The New York Times reported Sunday that the FBI had consistently used judgeless subpoenas, called National Security Letters, to investigate Americans in the “community of interest” of the bureau’s actual target.
That’s a mouthful, but basically it means they fixated on one dude and then cast out a net to other folks who had some form of contact with the individual at the specific focus of the NSL. Here’s the pull quote:
The documents indicate that the Federal Bureau of Investigation used secret demands for records to obtain data not only on individuals it saw as targets but also details on their “community of interest” – the network of people that the target was in contact with. The bureau stopped the practice early this year in part because of broader questions raised about its aggressive use of the records demands, which are known as national security letters, officials said.

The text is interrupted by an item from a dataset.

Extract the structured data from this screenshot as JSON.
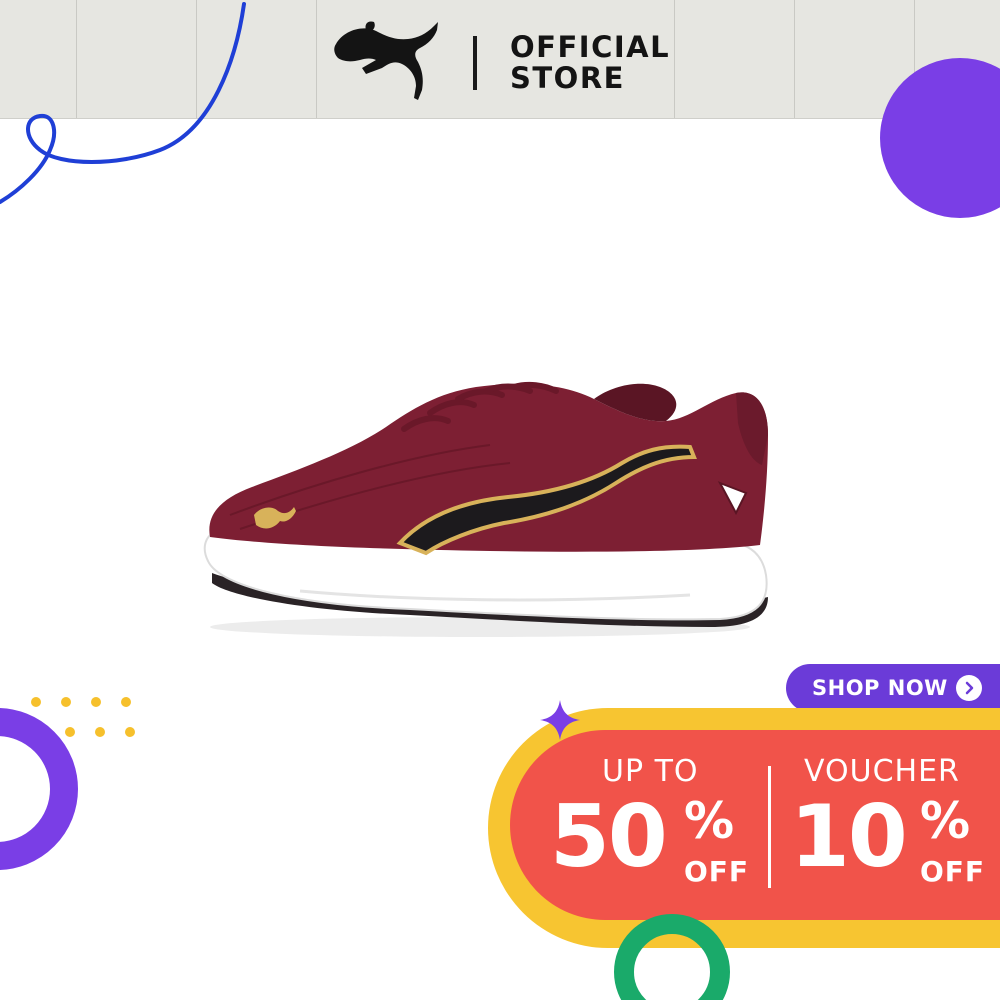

The community of interest data sought by the F.B.I. is central to a data-mining technique intelligence officials call link analysis. Since the attacks of Sept. 11, 2001, American counterterrorism officials have turned more frequently to the technique, using communications patterns and other data to identify suspects who may not have any other known links to extremists.
And, today, the inimitable Times legal reporter, Adam Liptak, did his own rundown of the informational tug-of-war between the ACLU and the government over records relating to the NSA surveillance scandal.
So, the Bush administration used unchecked investigative authorities broadly to get information of people it didn’t suspect of any wrongdoing – and it’s now looking to cover the whole thing up. Yawn. So old news, dudes. Let’s do a little history.
Shortly after 9/11, a gentleman by the name of John Poindexter – a retired rear admiral, former National Security Advisor to President Reagan, and Iran-Contra conspirator (whose conviction was overturned thanks, in part, to the ACLU) – moved from a hi-tech defense contractor along the Washington Beltway into the halls of the Pentagon.
His allies in the White House and Department of Defense placed him in charge of a new desk at the Defense Advanced Research Projects Agency (DARPA), the military’s equivalent of Q’s workshop (though perhaps not with Kevlar wetsuits that double as awesome bespoke suits). At DARPA, Poindexter led a shadowy outfit called the Information Awareness Office, which, in turn, began to develop an equally shadowy, and slightly creepy, program called “Total Information Awareness,” or TIA.
For a while, TIA developed in relative obscurity, largely because MSM (I hate that abbreviation, but what can you do?) reporters couldn’t get enough information to write a real story and because most privacy folks couldn’t believe that what was being described in the elaborate PowerPoint shows coming out of DARPA could actually fly. (The end product, according to Poindexter, would be a massive data-mining operation commingling dozens of metrics about millions of Americans in one big hot soup of omnipresent surveillance.)
Then, the floodgates opened. After the demise of another ill-fated Eastern Bloc-flavored program called “Operation TIPS,” the next to fall (at least publicly) was TIA. But, though Poindexter got out of the Captain’s chair, the program went black, and we understand that certain aspects of its technology have ended up in other initiatives.
Anyway, TIA was nothing more than an old pig dressed up real pretty for the pageant. It was yet another attempt to systematize and spruce up – with bits, bytes and enterprise servers – that age-old workaround to real policing: guilt by association.
As a constitutional democracy – a pretty robust one at that – we have to start asking ourselves a couple of searching questions when just keep moving from TIA to NSA and now to NSL. And the first question is – can we please get a four-letter abbreviation?
In any event, the Fourth Amendment – the whole search and seizure bit – protects, and I quote, “persons, houses, papers, and effects.” Think about that for a second. If your house and person are protected, why would the Framers have thought to include the latter two zones of privacy. After all, if they can’t break down your door, how can they get in your desk or rummage through your closet?
Point is, the Fourth Amendment isn’t just a physical privacy force field surrounding your home, office and double-wide. No, it’s a broader, standing injunction on the government that it may not pry – without good and articulable reason, and after independent review by a neutral referee – into the social, economic, ideological, political, professional, and emotional moves we make as autonomous humans, deserving of the liberty carved out for us so long ago by our heroic constitutional benefactors.
In short, our conscience is ours. To know it is to have our personal liberties by the throat. That’s why the Fourth Amendment protects zones of privacy that, if invaded, betray our deepest thoughts and feelings.
Guilt by association is the oldest story in the book. Calling it – in some condescending, oblique bureaucratese – a “community of interest” search doesn’t make it any less old.